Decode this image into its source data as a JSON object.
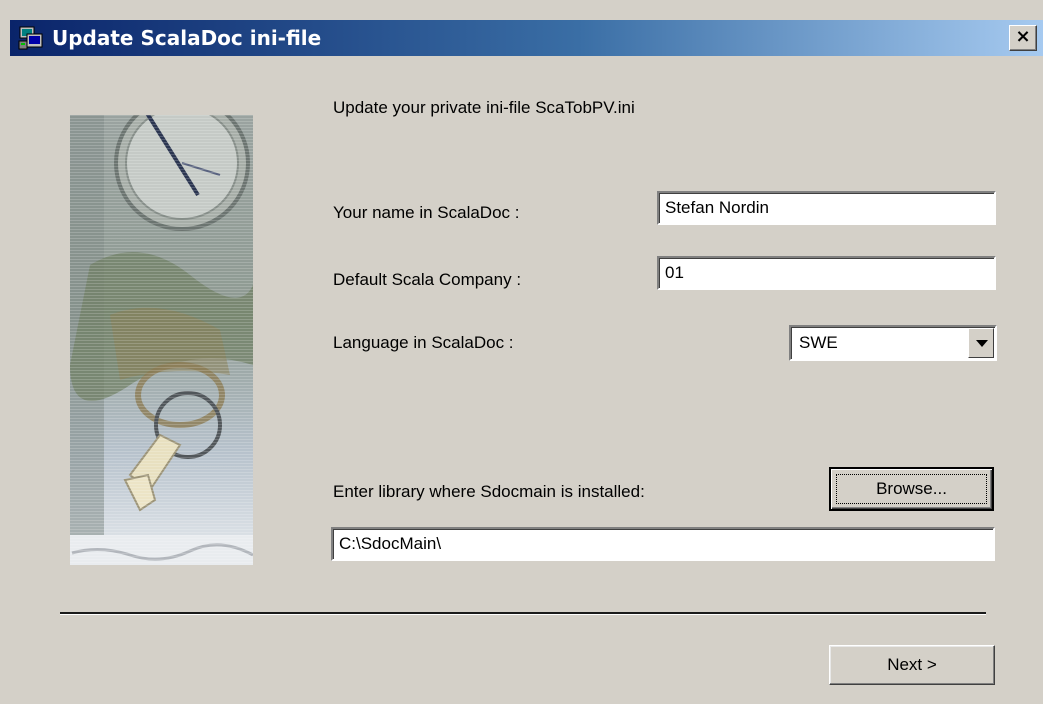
{
  "window": {
    "title": "Update ScalaDoc ini-file",
    "close_label": "×"
  },
  "intro": {
    "text": "Update your private ini-file ScaTobPV.ini"
  },
  "form": {
    "name_label": "Your name in ScalaDoc :",
    "name_value": "Stefan Nordin",
    "company_label": "Default Scala Company :",
    "company_value": "01",
    "language_label": "Language in ScalaDoc :",
    "language_value": "SWE",
    "library_label": "Enter library where Sdocmain is installed:",
    "library_value": "C:\\SdocMain\\"
  },
  "buttons": {
    "browse_label": "Browse...",
    "next_label": "Next >"
  },
  "colors": {
    "titlebar_start": "#0a246a",
    "titlebar_end": "#a6caf0",
    "face": "#d4d0c8"
  },
  "icons": {
    "app": "setup-computer-icon",
    "close": "close-icon",
    "dropdown": "chevron-down-icon"
  }
}
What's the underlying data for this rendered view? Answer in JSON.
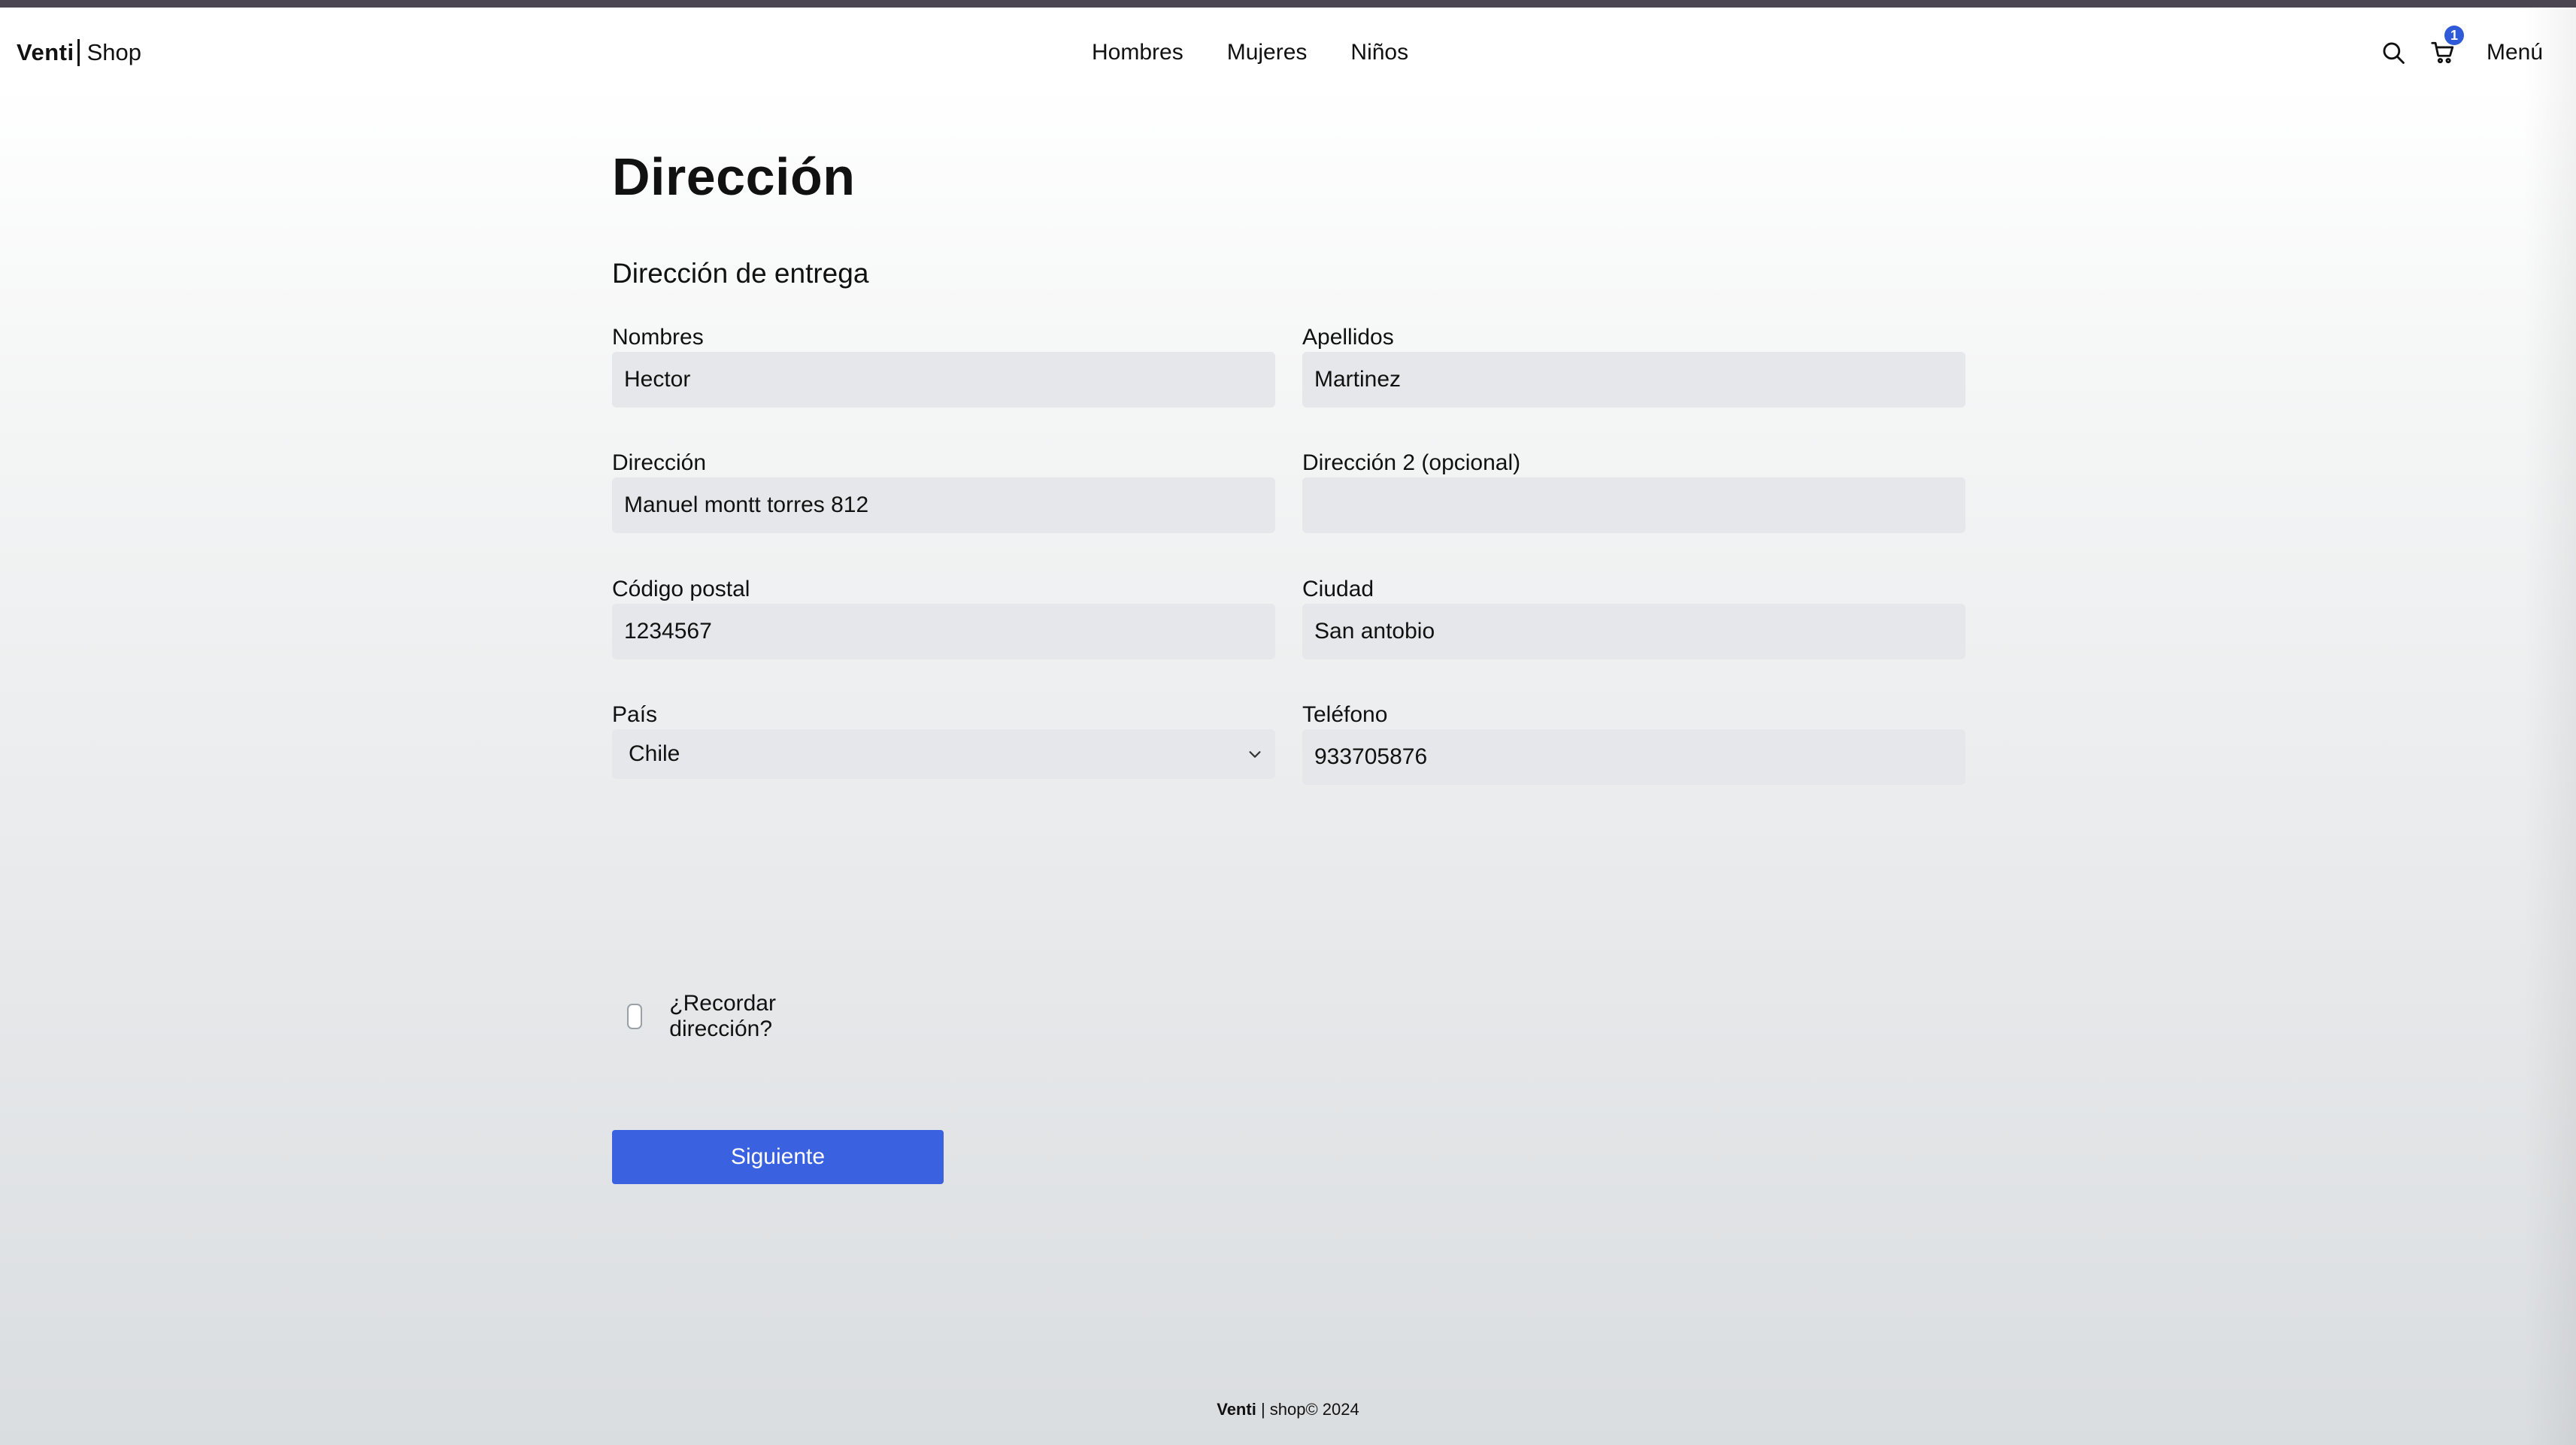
{
  "header": {
    "brand": "Venti",
    "shop": "Shop",
    "nav": [
      "Hombres",
      "Mujeres",
      "Niños"
    ],
    "cart_count": "1",
    "menu_label": "Menú"
  },
  "page": {
    "title": "Dirección",
    "subtitle": "Dirección de entrega"
  },
  "form": {
    "nombres": {
      "label": "Nombres",
      "value": "Hector"
    },
    "apellidos": {
      "label": "Apellidos",
      "value": "Martinez"
    },
    "direccion": {
      "label": "Dirección",
      "value": "Manuel montt torres 812"
    },
    "direccion2": {
      "label": "Dirección 2 (opcional)",
      "value": ""
    },
    "codigo_postal": {
      "label": "Código postal",
      "value": "1234567"
    },
    "ciudad": {
      "label": "Ciudad",
      "value": "San antobio"
    },
    "pais": {
      "label": "País",
      "value": "Chile"
    },
    "telefono": {
      "label": "Teléfono",
      "value": "933705876"
    },
    "remember_label": "¿Recordar dirección?",
    "remember_checked": false,
    "submit_label": "Siguiente"
  },
  "footer": {
    "brand": "Venti",
    "rest": "shop© 2024"
  },
  "colors": {
    "accent": "#3a62e0",
    "badge": "#2f5bd8",
    "input_bg": "#e6e7ea",
    "top_strip": "#4a4550"
  },
  "icons": {
    "search": "search-icon",
    "cart": "cart-icon",
    "select": "chevron-down-icon"
  }
}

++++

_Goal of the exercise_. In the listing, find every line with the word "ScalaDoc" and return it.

_Reply_.
    "title": "Update ScalaDoc ini-file",
    "name_label": "Your name in ScalaDoc :",
    "language_label": "Language in ScalaDoc :",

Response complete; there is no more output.